Pre/Co-requisites
None
Enrollment Restrictions
None
2017
Spring 2017
Course Number Course Credits Evaluation Method Instructor Meeting Day/Times Room

325.01 3
  • Scheduled in-class examination
  • Practical exercises
Elisabeth D. de Fontenay M/W M 2:00-3:20 PM/ W 1:45-3:05 PM 3041

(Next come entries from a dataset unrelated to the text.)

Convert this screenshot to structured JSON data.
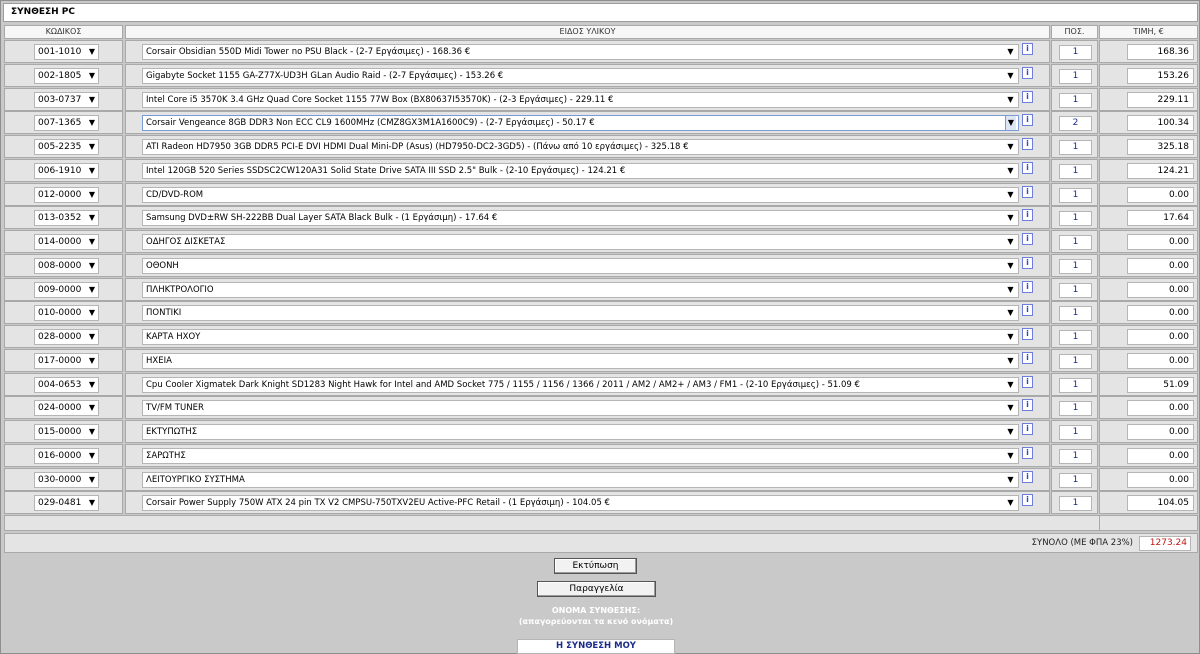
{
  "title": "ΣΥΝΘΕΣΗ PC",
  "headers": {
    "code": "ΚΩΔΙΚΟΣ",
    "item": "ΕΙΔΟΣ ΥΛΙΚΟΥ",
    "qty": "ΠΟΣ.",
    "price": "ΤΙΜΗ, €"
  },
  "info_glyph": "i",
  "dropdown_glyph": "▼",
  "rows": [
    {
      "code": "001-1010",
      "item": "Corsair Obsidian 550D Midi Tower no PSU Black - (2-7 Εργάσιμες) - 168.36 €",
      "qty": "1",
      "price": "168.36"
    },
    {
      "code": "002-1805",
      "item": "Gigabyte Socket 1155 GA-Z77X-UD3H GLan Audio Raid - (2-7 Εργάσιμες) - 153.26 €",
      "qty": "1",
      "price": "153.26"
    },
    {
      "code": "003-0737",
      "item": "Intel Core i5 3570K 3.4 GHz Quad Core Socket 1155 77W Box (BX80637I53570K) - (2-3 Εργάσιμες) - 229.11 €",
      "qty": "1",
      "price": "229.11"
    },
    {
      "code": "007-1365",
      "item": "Corsair Vengeance 8GB DDR3 Non ECC CL9 1600MHz (CMZ8GX3M1A1600C9) - (2-7 Εργάσιμες) - 50.17 €",
      "qty": "2",
      "price": "100.34",
      "active": true
    },
    {
      "code": "005-2235",
      "item": "ATI Radeon HD7950 3GB DDR5 PCI-E DVI HDMI Dual Mini-DP (Asus) (HD7950-DC2-3GD5) - (Πάνω από 10 εργάσιμες) - 325.18 €",
      "qty": "1",
      "price": "325.18"
    },
    {
      "code": "006-1910",
      "item": "Intel 120GB 520 Series SSDSC2CW120A31 Solid State Drive SATA III SSD 2.5\" Bulk - (2-10 Εργάσιμες) - 124.21 €",
      "qty": "1",
      "price": "124.21"
    },
    {
      "code": "012-0000",
      "item": "CD/DVD-ROM",
      "qty": "1",
      "price": "0.00"
    },
    {
      "code": "013-0352",
      "item": "Samsung DVD±RW SH-222BB Dual Layer SATA Black Bulk - (1 Εργάσιμη) - 17.64 €",
      "qty": "1",
      "price": "17.64"
    },
    {
      "code": "014-0000",
      "item": "ΟΔΗΓΟΣ ΔΙΣΚΕΤΑΣ",
      "qty": "1",
      "price": "0.00"
    },
    {
      "code": "008-0000",
      "item": "ΟΘΟΝΗ",
      "qty": "1",
      "price": "0.00"
    },
    {
      "code": "009-0000",
      "item": "ΠΛΗΚΤΡΟΛΟΓΙΟ",
      "qty": "1",
      "price": "0.00"
    },
    {
      "code": "010-0000",
      "item": "ΠΟΝΤΙΚΙ",
      "qty": "1",
      "price": "0.00"
    },
    {
      "code": "028-0000",
      "item": "ΚΑΡΤΑ ΗΧΟΥ",
      "qty": "1",
      "price": "0.00"
    },
    {
      "code": "017-0000",
      "item": "ΗΧΕΙΑ",
      "qty": "1",
      "price": "0.00"
    },
    {
      "code": "004-0653",
      "item": "Cpu Cooler Xigmatek Dark Knight SD1283 Night Hawk for Intel and AMD Socket 775 / 1155 / 1156 / 1366 / 2011 / AM2 / AM2+ / AM3 / FM1 - (2-10 Εργάσιμες) - 51.09 €",
      "qty": "1",
      "price": "51.09"
    },
    {
      "code": "024-0000",
      "item": "TV/FM TUNER",
      "qty": "1",
      "price": "0.00"
    },
    {
      "code": "015-0000",
      "item": "ΕΚΤΥΠΩΤΗΣ",
      "qty": "1",
      "price": "0.00"
    },
    {
      "code": "016-0000",
      "item": "ΣΑΡΩΤΗΣ",
      "qty": "1",
      "price": "0.00"
    },
    {
      "code": "030-0000",
      "item": "ΛΕΙΤΟΥΡΓΙΚΟ ΣΥΣΤΗΜΑ",
      "qty": "1",
      "price": "0.00"
    },
    {
      "code": "029-0481",
      "item": "Corsair Power Supply 750W ATX 24 pin TX V2 CMPSU-750TXV2EU Active-PFC Retail - (1 Εργάσιμη) - 104.05 €",
      "qty": "1",
      "price": "104.05"
    }
  ],
  "total": {
    "label": "ΣΥΝΟΛΟ (ΜΕ ΦΠΑ 23%)",
    "value": "1273.24"
  },
  "buttons": {
    "print": "Εκτύπωση",
    "order": "Παραγγελία"
  },
  "config_name": {
    "label": "ΟΝΟΜΑ ΣΥΝΘΕΣΗΣ:",
    "hint": "(απαγορεύονται τα κενό ονόματα)",
    "value": "Η ΣΥΝΘΕΣΗ ΜΟΥ"
  },
  "colors": {
    "total_value": "#c01818",
    "info_icon": "#3644c8",
    "label_text": "#ffffff",
    "input_text": "#1b2b8a"
  }
}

This course is designed to familiarize law students with the principles of corporate finance. In the world of corporate finance, the distinction between lawyers and investment bankers has blurred. Whether negotiating a merger agreement, acquisition, or divestiture, rendering a fairness opinion, preparing for an appraisal hearing, litigating securities class action or derivative suits, issuing new securities, taking a firm private via an LBO or public via an IPO, corporate lawyers and investment bankers work side-by-side. Lawyers without an appreciation of the basics of corporate finance are at a distinct disadvantage. This course will also provide important tools for litigators to work with financial expert witnesses and calculate damages. Even students who do not plan to venture into the corporate world will benefit from this course. The financial principles covered are essential for lawyers intending to do estate or tax planning, litigate divorces, or draft the compensation agreements for business entities of all types.
Topics include: the time value of money; the relation between risk and return; the workings and efficiency of capital markets; behavioral finance; valuing perpetuities and annuities; valuing corporate securities (stock, bonds, and options); valuing businesses as a going concern; optimal capital structure and dividend policies; debt covenants and other lender protections; basic financial accounting; derivatives; and the application of these principles to legal practice.

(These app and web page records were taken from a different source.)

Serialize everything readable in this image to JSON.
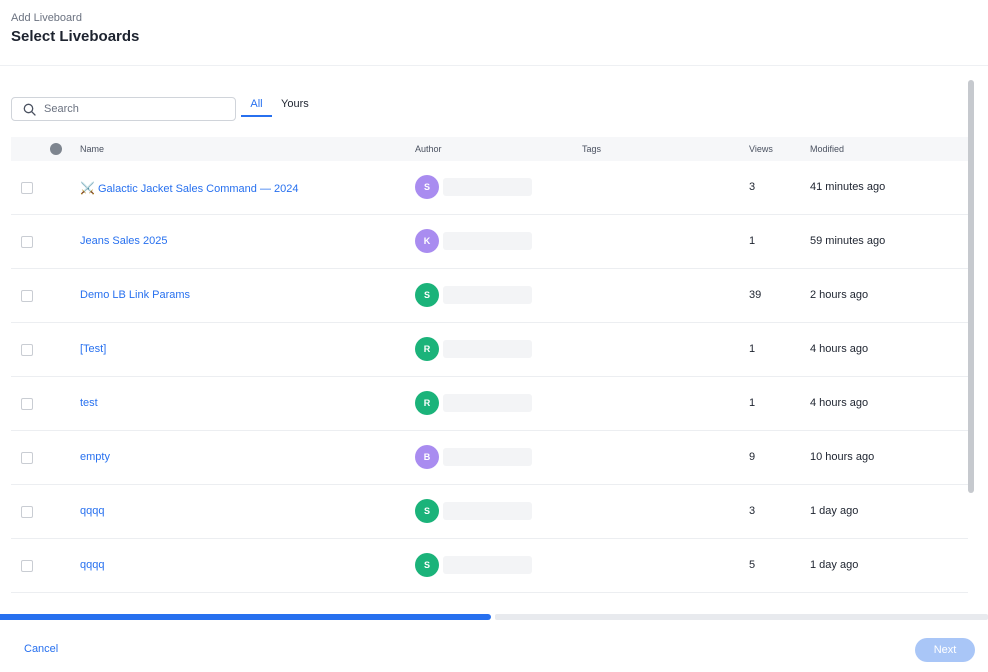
{
  "header": {
    "subtitle": "Add Liveboard",
    "title": "Select Liveboards"
  },
  "search": {
    "placeholder": "Search",
    "value": ""
  },
  "tabs": [
    {
      "label": "All",
      "active": true
    },
    {
      "label": "Yours",
      "active": false
    }
  ],
  "table": {
    "columns": {
      "name": "Name",
      "author": "Author",
      "tags": "Tags",
      "views": "Views",
      "modified": "Modified"
    },
    "rows": [
      {
        "emoji": "⚔️",
        "name": "Galactic Jacket Sales Command — 2024",
        "author_initial": "S",
        "author_color": "#a98cf0",
        "views": "3",
        "modified": "41 minutes ago"
      },
      {
        "emoji": "",
        "name": "Jeans Sales 2025",
        "author_initial": "K",
        "author_color": "#a98cf0",
        "views": "1",
        "modified": "59 minutes ago"
      },
      {
        "emoji": "",
        "name": "Demo LB Link Params",
        "author_initial": "S",
        "author_color": "#1bb37a",
        "views": "39",
        "modified": "2 hours ago"
      },
      {
        "emoji": "",
        "name": "[Test]",
        "author_initial": "R",
        "author_color": "#1bb37a",
        "views": "1",
        "modified": "4 hours ago"
      },
      {
        "emoji": "",
        "name": "test",
        "author_initial": "R",
        "author_color": "#1bb37a",
        "views": "1",
        "modified": "4 hours ago"
      },
      {
        "emoji": "",
        "name": "empty",
        "author_initial": "B",
        "author_color": "#a98cf0",
        "views": "9",
        "modified": "10 hours ago"
      },
      {
        "emoji": "",
        "name": "qqqq",
        "author_initial": "S",
        "author_color": "#1bb37a",
        "views": "3",
        "modified": "1 day ago"
      },
      {
        "emoji": "",
        "name": "qqqq",
        "author_initial": "S",
        "author_color": "#1bb37a",
        "views": "5",
        "modified": "1 day ago"
      }
    ]
  },
  "progress": {
    "percent": 50
  },
  "footer": {
    "cancel_label": "Cancel",
    "next_label": "Next"
  },
  "colors": {
    "accent": "#2770ef",
    "disabled_button": "#a9c6f7"
  }
}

Pre/Co-requisites
None
Enrollment Restrictions
None
2016
Spring 2016
Course Number Course Credits Evaluation Method Instructor Meeting Day/Times Room

325.01 3 Elisabeth D. de Fontenay MW 1:45-3:05 PM 3041

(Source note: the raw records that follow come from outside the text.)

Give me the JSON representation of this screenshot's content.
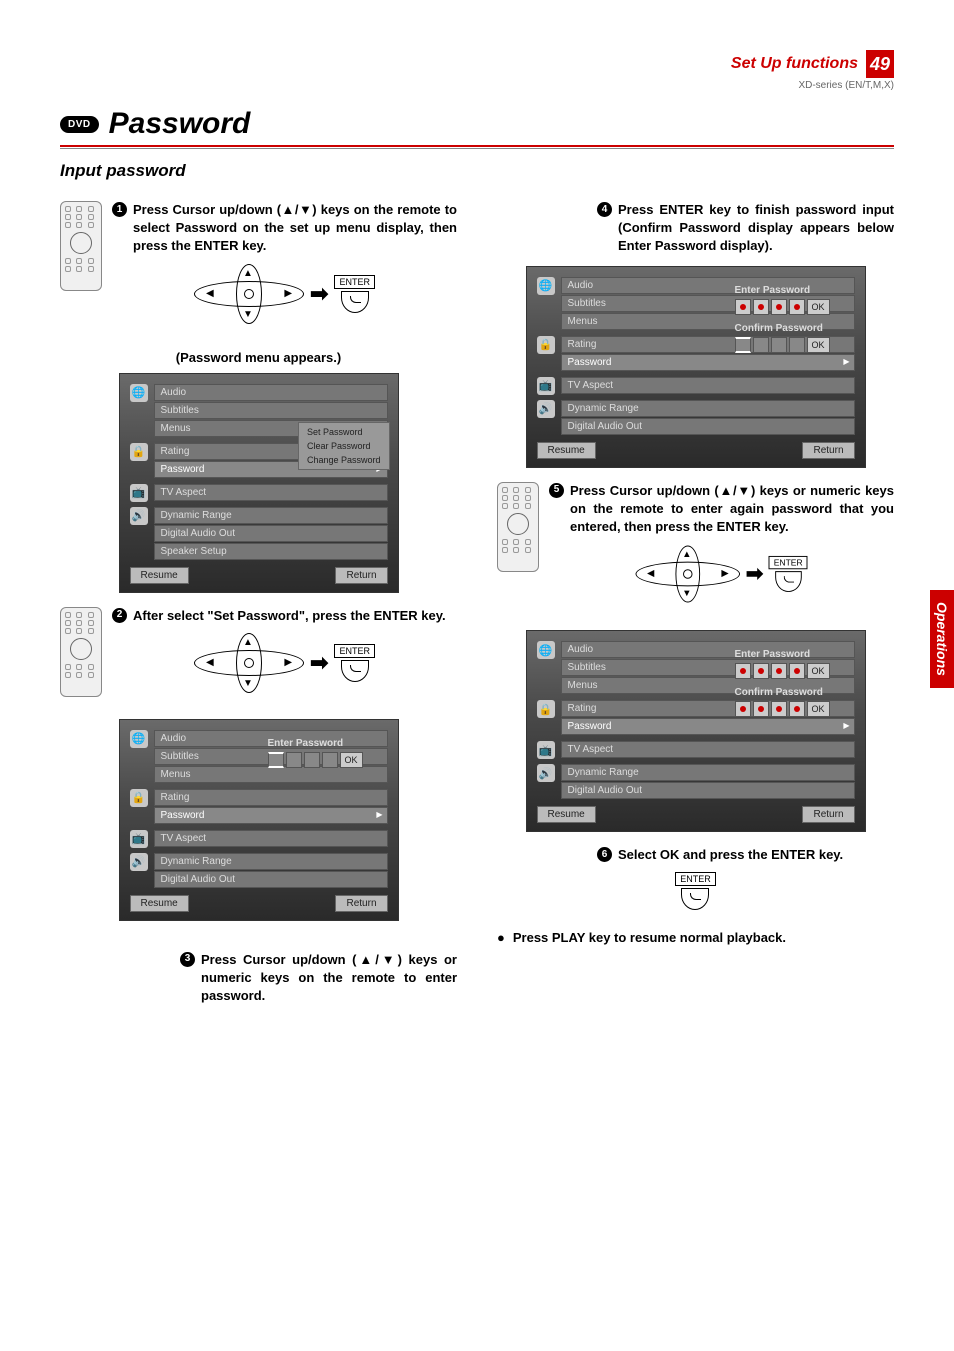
{
  "header": {
    "section": "Set Up functions",
    "page": "49",
    "model": "XD-series (EN/T,M,X)"
  },
  "title": {
    "dvd": "DVD",
    "main": "Password",
    "sub": "Input password"
  },
  "side_tab": "Operations",
  "steps": {
    "s1": "Press Cursor up/down (▲/▼) keys on the remote to select Password on the set up menu display, then press the ENTER key.",
    "s2": "After select \"Set Password\", press the ENTER key.",
    "s3": "Press Cursor up/down (▲/▼) keys or numeric keys on the remote to enter password.",
    "s4": "Press ENTER key to finish password input (Confirm Password display appears below Enter Password display).",
    "s5": "Press Cursor up/down (▲/▼) keys or numeric keys on the remote to enter again password that you entered, then press the ENTER key.",
    "s6": "Select OK and press the ENTER key."
  },
  "notes": {
    "pw_menu": "(Password menu appears.)",
    "play": "Press PLAY key to resume normal playback."
  },
  "labels": {
    "enter": "ENTER"
  },
  "osd": {
    "lang_items": [
      "Audio",
      "Subtitles",
      "Menus"
    ],
    "lock_items": [
      "Rating",
      "Password"
    ],
    "video_items": [
      "TV Aspect"
    ],
    "audio_items_a": [
      "Dynamic Range",
      "Digital Audio Out",
      "Speaker Setup"
    ],
    "audio_items_b": [
      "Dynamic Range",
      "Digital Audio Out"
    ],
    "sub_panel": [
      "Set Password",
      "Clear Password",
      "Change Password"
    ],
    "resume": "Resume",
    "return": "Return",
    "enter_pw": "Enter Password",
    "confirm_pw": "Confirm Password",
    "ok": "OK"
  }
}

This course is designed to familiarize law students with the principles of corporate finance. In the world of corporate finance, the distinction between lawyers and investment bankers has blurred. Whether negotiating a merger agreement, acquisition, or divestiture, rendering a fairness opinion, preparing for an appraisal hearing, litigating securities class action or derivative suits, issuing new securities, taking a firm private via an LBO or public via an IPO, corporate lawyers and investment bankers work side-by-side. Lawyers without an appreciation of the basics of corporate finance are at a distinct disadvantage. This course will also provide important tools for litigators to work with financial expert witnesses and calculate damages. Even students who do not plan to venture into the corporate world will benefit from this course. The financial principles covered are essential for lawyers intending to do estate or tax planning, litigate divorces, or draft the compensation agreements for business entities of all types. This course serves as a prerequisite for Corporate Restructuring and Venture Capital and Private Equity, two courses offered at the Fuqua School of Business and cross-listed in the Law School.
Topics include: the time value of money; the relation between risk and return; the workings and efficiency of capital markets; behavioral finance; valuing perpetuities and annuities; valuing corporate securities (stock, bonds, and options); valuing businesses as a going concern; optimal capital structure and dividend policies; debt covenants and other lender protections; basic financial accounting; derivatives; and the application of these principles to legal practice.

Pre/Co-requisites
None
Enrollment Restrictions
None

*Please note that this information is for planning purposes only, and should not be relied upon for the schedule for a given semester. Faculty leaves and sabbaticals, as well as other curriculum considerations, will sometimes affect when a course may be offered.